“The neighbors tell me that there came a moment when he lost all control: he was devastated because of what had happened; that is when the police arrested him and put him inside a patrol car.
And that was the last time he was seen alive.
Two days later, his body was located in the Bello Monte morgue with two shots in the back of the skull. The police records state that he was a member of a local criminal gang that operated in the area and that he died in a confrontation with the authorities.
“That’s a lie.
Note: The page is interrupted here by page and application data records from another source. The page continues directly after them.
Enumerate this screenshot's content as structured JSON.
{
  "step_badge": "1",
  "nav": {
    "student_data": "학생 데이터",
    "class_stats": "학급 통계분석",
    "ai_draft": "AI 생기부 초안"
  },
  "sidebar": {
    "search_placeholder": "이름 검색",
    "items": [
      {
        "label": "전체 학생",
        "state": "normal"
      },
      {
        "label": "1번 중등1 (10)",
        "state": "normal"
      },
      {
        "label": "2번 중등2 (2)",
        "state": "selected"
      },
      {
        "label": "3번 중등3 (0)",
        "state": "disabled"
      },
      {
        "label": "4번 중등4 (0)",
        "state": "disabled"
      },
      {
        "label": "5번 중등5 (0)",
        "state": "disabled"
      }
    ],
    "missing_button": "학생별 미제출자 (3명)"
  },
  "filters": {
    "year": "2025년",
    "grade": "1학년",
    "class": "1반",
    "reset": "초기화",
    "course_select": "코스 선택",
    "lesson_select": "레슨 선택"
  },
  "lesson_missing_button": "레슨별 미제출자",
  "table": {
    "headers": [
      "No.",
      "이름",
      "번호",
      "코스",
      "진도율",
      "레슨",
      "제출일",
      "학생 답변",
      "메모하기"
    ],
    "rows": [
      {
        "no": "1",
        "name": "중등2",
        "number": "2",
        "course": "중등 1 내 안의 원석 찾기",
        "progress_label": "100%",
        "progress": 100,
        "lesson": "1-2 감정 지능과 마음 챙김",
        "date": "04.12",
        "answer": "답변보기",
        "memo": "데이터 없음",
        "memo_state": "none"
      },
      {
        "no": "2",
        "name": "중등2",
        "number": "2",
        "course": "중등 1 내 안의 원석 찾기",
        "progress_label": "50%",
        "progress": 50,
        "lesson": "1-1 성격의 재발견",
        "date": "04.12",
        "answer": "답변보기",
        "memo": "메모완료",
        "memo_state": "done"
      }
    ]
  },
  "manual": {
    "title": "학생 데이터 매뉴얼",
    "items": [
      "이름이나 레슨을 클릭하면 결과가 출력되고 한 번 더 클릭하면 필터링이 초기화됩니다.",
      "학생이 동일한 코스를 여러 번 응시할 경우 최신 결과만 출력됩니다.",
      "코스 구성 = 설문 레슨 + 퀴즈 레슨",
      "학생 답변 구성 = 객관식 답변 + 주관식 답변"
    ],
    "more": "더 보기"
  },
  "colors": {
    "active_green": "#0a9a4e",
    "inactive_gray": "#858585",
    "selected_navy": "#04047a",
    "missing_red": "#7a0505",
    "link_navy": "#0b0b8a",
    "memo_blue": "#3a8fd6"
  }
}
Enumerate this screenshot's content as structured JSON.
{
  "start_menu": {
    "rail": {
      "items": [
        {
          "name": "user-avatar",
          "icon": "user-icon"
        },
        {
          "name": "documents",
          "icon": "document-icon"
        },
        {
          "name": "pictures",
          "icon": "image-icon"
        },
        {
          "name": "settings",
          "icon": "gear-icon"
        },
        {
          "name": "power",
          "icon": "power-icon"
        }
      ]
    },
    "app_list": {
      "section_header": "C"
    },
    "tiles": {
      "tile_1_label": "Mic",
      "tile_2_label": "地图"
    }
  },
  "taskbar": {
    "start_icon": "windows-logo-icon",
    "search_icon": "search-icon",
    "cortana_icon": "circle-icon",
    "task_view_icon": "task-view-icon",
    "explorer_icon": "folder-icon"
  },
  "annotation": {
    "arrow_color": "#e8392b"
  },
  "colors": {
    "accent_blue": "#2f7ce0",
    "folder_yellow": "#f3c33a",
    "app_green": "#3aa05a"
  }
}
The police knew that he would not rest until he found those responsible for the murder of his daughter and my sister.”
For three months, Yusbelis Álvarez tried to make her story known through the lawyers of the Ombudsman that she had contacted, asking them for help to file a lawsuit against the police.
“Nobody wanted to take the case because the director of the police himself had taken over and had tidied things up. He paid us for the burial, the casket and the grave space in the cemetery. I saw my sister and niece lying dead in the room, and then one more time in the hospital when I had to identify them. They asked us for clothes to dress them and told us when they planned to bury them. I remember one of the forensics told us: “Leave things like that. Don’t risk being the next ones.”
All these women have to remember them by is the photos that decorate the only shelf in their living room. One photo in particular makes her smile a lot: it’s from the last time that they all went out together. They are wearing caps, gloves and sweaters at the top of the Ávila Mountain. They are smiling at the camera, unaware of what the future had in store for them. There is also some paintings from Paris hanging in the kitchen’s walls that remind her of her sister and niece, because they dreamt of visiting the capital of France.
“My sister was a merchant. She had a stall at the El Cementerio market where she sold clothing items. All that she earned she spent on my niece and saved to fulfill her dream of taking her to Paris someday. That is my responsibility now, I think. I will go there and will leave a piece of paper with their names on it under the Eiffel Tower.
Yusbelis does not want to cry anymore. She knows that, sooner or later, justice will hunt the murderers down. For now, she focuses on her work and on not letting the espantos come back to get her.
Translation by Yazmine Livinalli
1986. Periodista. Trabajé en medios como Últimas Noticias, Vivo Play y El Estímulo. Soy fiel creyente de que se puede vivir de escribir y que para ser bueno -en lo que sea- se debe adoptar una filosofía de eterno aprendiz.